Rania Matar was born and raised in Lebanon and moved to the U.S. in 1984. As a Lebanese-born American artist and mother, her cross-cultural experience and personal narrative inform her photography.

Matar’s work has been widely exhibited in museums worldwide, including the Museum of Fine Arts, Boston, the Carnegie Museum of Art, National Museum of Women in the Arts, and more.  It is part of the permanent collections of several museums, institutions, and private collections. A mid-career retrospective of her work was recently on view at the Cleveland Museum of Art, the Amon Carter Museum of American Art, and at the American University of Beirut Museum.  Matar received a 2018 Guggenheim Fellowship, 2017 Mellon Foundation artist-in-residency grant, 2011 Legacy Award at the Griffin Museum of Photography, 2011 and 2007 Massachusetts Cultural Council artist fellowships. In 2008 she was a finalist for the Foster Award at the Institute of Contemporary Art/Boston, with an accompanying solo exhibition.

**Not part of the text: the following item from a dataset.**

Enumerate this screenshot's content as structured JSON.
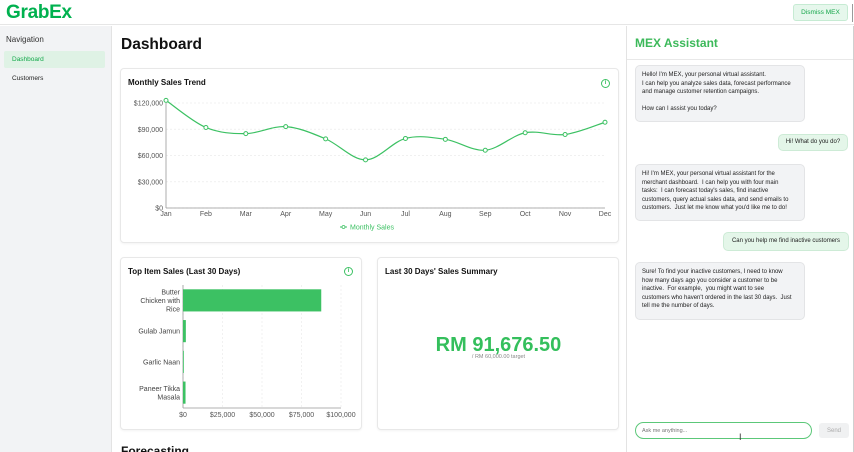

She has published three books: L’Enfant-Femme, 2016; A Girl and Her Room, 2012; Ordinary Lives, 2009. She is currently working on her fourth book, SHE, 2021, published by Radius Books.  She is currently associate professor of photographer at the Massachusetts College of Art and Design, and regularly offers workshops, talks, class visits and lectures at museums, galleries, schools, and colleges in the US and abroad.

Philip Montgomery (b. 1988) is a photographer whose current work chronicles the fractured state of America. He is a regular contributor to The New York Times Magazine, Vanity Fair, and The New Yorker. In 2018, he was awarded the National Magazine Award for feature photography for his work chronicling the opioid epidemic. He has also received awards from World Press Photo, Pictures of the Year International, American Photography, the National Press Photographers Association, and Photo District News. Philip’s work has been exhibited at Foam Museum in Amsterdam, the Annenberg Space for Photography in Los Angeles, Aperture Gallery in New York, the International Center of Photography in New York, and the Deichtorhallen House of Photography in Germany. His work is part of the permanent collection at Duetsche Börse Photography Foundation. Montgomery’s monograph, American Mirror, will be published by Aperture in fall 2021. He lives and works in New York City.

Yukiko Yamagata is curatorial and deputy director for Culture and Art at the Open Society Foundations, where she supports artists, cultural activists, cultural spaces, and their leaders who are working to advance justice and human rights throughout the world. Prior to working with the Culture and Art program, she was the acting director for the Open Society Documentary Photography Project. She has over two decades of experience working at the intersection of culture, art, photography, and social justice. Prior to joining Open Society in 2005, she worked at the Schomburg Center for Research in Black Culture and the Whitney Museum.

Image: Rania Matar, Cyrus, Brookline, Massachusetts, 2020.